-------- Information shown --------

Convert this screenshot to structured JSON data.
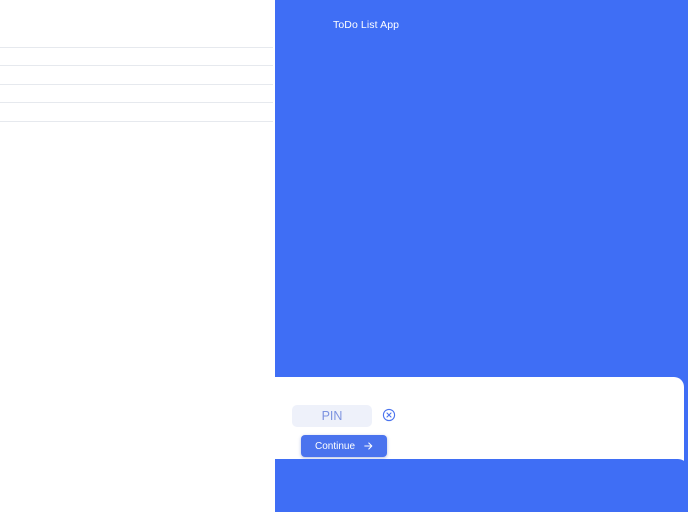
{
  "app": {
    "title": "ToDo List App"
  },
  "list": {
    "rows": [
      "",
      "",
      "",
      "",
      ""
    ]
  },
  "pin_form": {
    "pin_placeholder": "PIN",
    "pin_value": "",
    "continue_label": "Continue"
  },
  "icons": {
    "clear": "close-circle-icon",
    "continue_arrow": "arrow-right-icon"
  },
  "colors": {
    "accent_blue": "#3f6ef5",
    "button_blue": "#4a73ee",
    "input_bg": "#eef1fa",
    "input_text": "#7d93e0",
    "divider": "#e6e9ee"
  }
}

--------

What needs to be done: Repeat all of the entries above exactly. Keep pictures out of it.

Completed exercise:
Convert this screenshot to structured JSON data.
{
  "app": {
    "title": "ToDo List App"
  },
  "list": {
    "rows": [
      "",
      "",
      "",
      "",
      ""
    ]
  },
  "pin_form": {
    "pin_placeholder": "PIN",
    "pin_value": "",
    "continue_label": "Continue"
  },
  "icons": {
    "clear": "close-circle-icon",
    "continue_arrow": "arrow-right-icon"
  },
  "colors": {
    "accent_blue": "#3f6ef5",
    "button_blue": "#4a73ee",
    "input_bg": "#eef1fa",
    "input_text": "#7d93e0",
    "divider": "#e6e9ee"
  }
}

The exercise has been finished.